Originally Posted by Kdawg1966
Yes, we're booked at the Hampton Inn, however my brother says it's not etched in stone so, we can change if we want. Being that our departure point (in a car) will be from Colorado Springs, he thought this would be the closest "out-of-the-way" place to go. If there are other options that wouldn't be a terribly long drive, we would definitely consider them. I am encouraged by all the positive feedback of Monarch, although I will admit I'm not in love with the prospect of having to hike in my ski boots to get to the "bowl" area - I guess I've gotten lazier with age. All-in-all, it seems like a nice place to ski.
Also, we'll be bringing our boots but we both have your typical midwest ski's (skinny waist, GS or detuned GS ski's) and are planning on renting "high performance" ski's and poles at the resort. I am assuming that any resort we go to will have plenty of good ski choices to choose from that will fit whatever conditions we face at the time. Am I reading this correctly or should we look for a place to rent from outside of the resort?
Lastly, and not to beat this thread to death, but I'm just noticing that Wolf Creek might be doable as well (google says it's 3.5 hours from Col. Springs). Would this be a better choice for 3 days of skiing? Thanks again.
Curecanti, Outback, and Shagnasty are all bowls. They are all pretty short. The Garfield face is 85% bowl- most of it is a wide open face. You don't need to hike to get the bowl experience, but the best terrain at most CO resorts will involve hiking. This is just how things work.
Here is the deal with Wolf Creek.
1. Lots more snow than the rest of Colorado. A microclimate that produces storms with basically any moisture in the air.
2. Avoiding holidays (Texas' Spring Break rolls around in March, and I would not come near Wolf that week- if you can't figure out when it is, just call up Wolf's Ticket office and ask, they will know) Wolf Creek is even less crowded than Monarch.
3. The combination of low crowds and heavy snow means untracked powder can be found until it manks out due to sun and temp, usually 4-7 days after it falls.

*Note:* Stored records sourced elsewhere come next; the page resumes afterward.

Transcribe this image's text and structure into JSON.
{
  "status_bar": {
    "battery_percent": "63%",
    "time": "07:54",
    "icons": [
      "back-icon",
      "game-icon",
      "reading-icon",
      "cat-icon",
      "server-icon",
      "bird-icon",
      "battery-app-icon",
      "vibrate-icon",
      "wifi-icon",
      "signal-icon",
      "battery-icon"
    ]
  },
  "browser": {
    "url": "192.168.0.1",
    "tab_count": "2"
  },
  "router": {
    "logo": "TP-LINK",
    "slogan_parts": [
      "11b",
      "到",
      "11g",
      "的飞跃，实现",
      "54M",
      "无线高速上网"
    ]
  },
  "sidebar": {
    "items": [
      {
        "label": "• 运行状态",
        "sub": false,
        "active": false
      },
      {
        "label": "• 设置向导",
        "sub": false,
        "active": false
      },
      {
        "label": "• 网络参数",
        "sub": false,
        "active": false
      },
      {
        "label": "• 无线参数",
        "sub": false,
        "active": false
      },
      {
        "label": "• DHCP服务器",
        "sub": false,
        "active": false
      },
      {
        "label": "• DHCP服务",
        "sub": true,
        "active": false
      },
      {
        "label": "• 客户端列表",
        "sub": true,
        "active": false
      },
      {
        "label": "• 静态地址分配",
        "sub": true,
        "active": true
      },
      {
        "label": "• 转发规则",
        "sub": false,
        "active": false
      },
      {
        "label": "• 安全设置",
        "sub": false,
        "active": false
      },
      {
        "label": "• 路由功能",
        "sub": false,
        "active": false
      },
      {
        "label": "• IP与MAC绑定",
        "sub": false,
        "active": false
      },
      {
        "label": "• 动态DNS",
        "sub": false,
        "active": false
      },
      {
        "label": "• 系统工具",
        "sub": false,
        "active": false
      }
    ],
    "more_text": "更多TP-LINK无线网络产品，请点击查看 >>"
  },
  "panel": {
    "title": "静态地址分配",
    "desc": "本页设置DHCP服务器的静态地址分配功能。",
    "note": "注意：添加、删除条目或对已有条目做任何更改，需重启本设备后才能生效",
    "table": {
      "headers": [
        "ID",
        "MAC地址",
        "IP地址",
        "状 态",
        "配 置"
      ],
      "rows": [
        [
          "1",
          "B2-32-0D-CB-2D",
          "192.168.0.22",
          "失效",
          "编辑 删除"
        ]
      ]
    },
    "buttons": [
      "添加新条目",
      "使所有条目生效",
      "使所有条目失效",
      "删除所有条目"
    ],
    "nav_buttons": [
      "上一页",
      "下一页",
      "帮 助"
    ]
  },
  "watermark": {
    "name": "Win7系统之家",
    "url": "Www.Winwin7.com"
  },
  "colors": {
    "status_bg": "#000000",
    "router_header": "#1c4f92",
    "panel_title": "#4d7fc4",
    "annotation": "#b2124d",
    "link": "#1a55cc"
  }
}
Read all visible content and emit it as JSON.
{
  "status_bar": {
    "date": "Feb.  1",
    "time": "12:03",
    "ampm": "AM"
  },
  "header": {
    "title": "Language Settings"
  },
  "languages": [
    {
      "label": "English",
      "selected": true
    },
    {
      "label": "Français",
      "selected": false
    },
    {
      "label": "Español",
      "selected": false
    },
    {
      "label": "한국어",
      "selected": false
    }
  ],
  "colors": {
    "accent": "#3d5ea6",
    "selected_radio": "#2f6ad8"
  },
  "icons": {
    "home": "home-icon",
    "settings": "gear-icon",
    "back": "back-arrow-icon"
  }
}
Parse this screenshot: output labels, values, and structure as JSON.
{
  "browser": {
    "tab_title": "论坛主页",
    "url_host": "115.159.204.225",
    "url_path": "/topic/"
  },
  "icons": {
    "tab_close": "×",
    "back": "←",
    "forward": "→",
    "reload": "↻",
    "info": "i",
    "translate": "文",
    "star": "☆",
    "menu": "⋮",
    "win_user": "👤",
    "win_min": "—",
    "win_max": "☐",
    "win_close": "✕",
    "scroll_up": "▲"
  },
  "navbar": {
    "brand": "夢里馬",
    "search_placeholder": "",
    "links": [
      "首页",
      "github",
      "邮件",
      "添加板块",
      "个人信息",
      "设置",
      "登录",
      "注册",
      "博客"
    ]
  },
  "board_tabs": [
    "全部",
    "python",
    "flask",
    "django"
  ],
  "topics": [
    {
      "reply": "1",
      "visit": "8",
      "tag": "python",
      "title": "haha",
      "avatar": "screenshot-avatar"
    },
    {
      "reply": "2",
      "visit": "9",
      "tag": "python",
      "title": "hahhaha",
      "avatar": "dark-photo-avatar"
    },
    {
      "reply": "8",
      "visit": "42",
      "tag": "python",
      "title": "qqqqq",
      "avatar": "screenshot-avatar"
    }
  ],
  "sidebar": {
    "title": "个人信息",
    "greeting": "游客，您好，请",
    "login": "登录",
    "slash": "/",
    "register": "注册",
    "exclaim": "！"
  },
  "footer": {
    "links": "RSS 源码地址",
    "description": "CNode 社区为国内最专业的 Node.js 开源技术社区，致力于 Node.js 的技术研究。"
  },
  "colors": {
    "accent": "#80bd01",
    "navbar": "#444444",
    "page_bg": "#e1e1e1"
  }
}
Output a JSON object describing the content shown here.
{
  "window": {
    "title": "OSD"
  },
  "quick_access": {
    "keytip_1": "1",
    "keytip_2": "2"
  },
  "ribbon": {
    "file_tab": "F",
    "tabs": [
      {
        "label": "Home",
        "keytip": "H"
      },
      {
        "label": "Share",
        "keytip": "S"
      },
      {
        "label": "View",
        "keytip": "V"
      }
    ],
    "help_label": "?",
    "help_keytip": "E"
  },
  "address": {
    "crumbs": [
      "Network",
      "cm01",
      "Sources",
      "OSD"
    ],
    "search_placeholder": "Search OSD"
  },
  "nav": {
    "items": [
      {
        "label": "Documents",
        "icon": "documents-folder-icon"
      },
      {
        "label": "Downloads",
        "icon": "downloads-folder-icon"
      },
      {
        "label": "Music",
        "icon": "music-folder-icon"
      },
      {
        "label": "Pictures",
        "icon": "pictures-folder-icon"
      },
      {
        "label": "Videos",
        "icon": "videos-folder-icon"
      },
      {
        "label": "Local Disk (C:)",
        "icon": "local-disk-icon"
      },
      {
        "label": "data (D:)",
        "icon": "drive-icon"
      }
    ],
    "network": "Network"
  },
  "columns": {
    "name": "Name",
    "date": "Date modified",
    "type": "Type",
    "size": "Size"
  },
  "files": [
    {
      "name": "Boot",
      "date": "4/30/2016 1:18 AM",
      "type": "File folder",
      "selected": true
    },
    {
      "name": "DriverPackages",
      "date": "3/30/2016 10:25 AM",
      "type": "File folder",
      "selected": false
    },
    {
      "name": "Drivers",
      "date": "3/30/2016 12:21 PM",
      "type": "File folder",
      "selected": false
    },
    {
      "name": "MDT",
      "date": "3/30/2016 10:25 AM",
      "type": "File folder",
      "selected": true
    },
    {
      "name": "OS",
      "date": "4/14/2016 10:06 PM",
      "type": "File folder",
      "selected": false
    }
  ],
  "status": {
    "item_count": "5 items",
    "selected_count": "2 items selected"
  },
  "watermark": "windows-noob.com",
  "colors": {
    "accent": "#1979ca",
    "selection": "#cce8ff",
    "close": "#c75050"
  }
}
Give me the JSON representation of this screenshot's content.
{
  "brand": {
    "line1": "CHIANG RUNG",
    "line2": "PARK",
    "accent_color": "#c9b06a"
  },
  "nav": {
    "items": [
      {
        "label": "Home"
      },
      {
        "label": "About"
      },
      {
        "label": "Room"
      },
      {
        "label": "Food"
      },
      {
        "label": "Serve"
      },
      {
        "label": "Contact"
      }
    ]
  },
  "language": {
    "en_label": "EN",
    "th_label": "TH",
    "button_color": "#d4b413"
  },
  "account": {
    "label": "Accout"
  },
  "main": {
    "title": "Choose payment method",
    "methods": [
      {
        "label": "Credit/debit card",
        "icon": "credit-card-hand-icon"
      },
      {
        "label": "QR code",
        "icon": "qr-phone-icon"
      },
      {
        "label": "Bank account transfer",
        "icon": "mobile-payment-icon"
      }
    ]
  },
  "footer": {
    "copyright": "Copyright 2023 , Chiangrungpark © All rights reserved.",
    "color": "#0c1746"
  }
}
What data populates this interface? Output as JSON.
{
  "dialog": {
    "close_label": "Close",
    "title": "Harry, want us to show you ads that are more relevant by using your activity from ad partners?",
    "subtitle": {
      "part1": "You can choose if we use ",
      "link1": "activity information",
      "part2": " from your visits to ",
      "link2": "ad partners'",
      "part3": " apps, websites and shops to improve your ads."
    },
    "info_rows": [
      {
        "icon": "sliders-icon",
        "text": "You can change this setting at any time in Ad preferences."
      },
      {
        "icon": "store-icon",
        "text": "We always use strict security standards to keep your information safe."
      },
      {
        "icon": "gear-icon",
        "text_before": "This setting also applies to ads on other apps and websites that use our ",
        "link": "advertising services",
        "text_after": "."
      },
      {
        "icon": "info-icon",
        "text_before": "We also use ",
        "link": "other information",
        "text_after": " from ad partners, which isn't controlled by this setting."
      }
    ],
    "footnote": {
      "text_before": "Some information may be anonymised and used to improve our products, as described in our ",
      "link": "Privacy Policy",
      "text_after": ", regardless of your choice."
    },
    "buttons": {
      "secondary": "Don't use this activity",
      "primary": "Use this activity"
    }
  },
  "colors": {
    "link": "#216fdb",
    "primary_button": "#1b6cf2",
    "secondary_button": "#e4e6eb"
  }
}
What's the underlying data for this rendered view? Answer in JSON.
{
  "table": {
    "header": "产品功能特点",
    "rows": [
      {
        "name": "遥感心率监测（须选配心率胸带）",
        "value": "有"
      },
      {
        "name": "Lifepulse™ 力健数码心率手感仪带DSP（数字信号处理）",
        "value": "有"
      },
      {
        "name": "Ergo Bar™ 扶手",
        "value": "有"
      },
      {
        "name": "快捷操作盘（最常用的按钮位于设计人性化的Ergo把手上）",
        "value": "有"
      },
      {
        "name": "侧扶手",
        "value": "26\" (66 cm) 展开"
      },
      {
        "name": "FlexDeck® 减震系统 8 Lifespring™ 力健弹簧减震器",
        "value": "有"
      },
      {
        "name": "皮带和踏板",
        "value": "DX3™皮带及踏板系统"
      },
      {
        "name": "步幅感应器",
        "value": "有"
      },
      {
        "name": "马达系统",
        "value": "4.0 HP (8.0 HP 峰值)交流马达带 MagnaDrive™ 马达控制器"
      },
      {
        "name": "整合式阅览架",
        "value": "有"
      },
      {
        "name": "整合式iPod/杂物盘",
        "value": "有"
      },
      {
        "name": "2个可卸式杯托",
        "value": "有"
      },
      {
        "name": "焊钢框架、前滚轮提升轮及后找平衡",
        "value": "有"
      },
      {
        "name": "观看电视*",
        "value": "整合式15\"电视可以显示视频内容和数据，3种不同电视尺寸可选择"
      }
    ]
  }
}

You can almost always hike for untracked here if there is nothing lift served.
4. $58 lift ticket is one of the cheapest in the state.
5. It has more vertical than Monarch, but is still on the short side.
6. It has seriously, seriously steep and technical terrain. Lots of steeps and chutes.
7. Some of the best tree skiing anywhere within the state. The Alberta area is 1000 acres of terrain with only the lift line cut- everything else natural. 2/3rds of Wolf is unmolested trees.
Two big downsides-
1. Benchy mountain. Almost all expert lines have anywhere from 300-800 feet of steeps, followed by flat, followed by possibly more steep depending on the line chosen. There is nowhere that you can ski a steady expert pitch the whole way down. You can link up steep stuff (Montezuma Bowl into Waterfall, Knife Ridge into Numbered Chutes, etc.) but there is still green pitches between them.
2. Traverses. In the Alberta area, there are traverses both to and from the lifts to access terrain. You can go far out from the lift to find fresh snow, but going out to Simpatico means that you get only a short descent before you have to grab the cat-track back. A common mistake for new skiers is they miss the upper cat track and get stuck on the lower one, which means they have a quick but annoying hike out to get back to the lift.
My guide has a lot more info on Wolf Creek. It is an amazing place to ski, but it is a place where you need to do some homework on what you want to ski and what the layout of the mountain is, or you will get stuck in flats and/or hiking.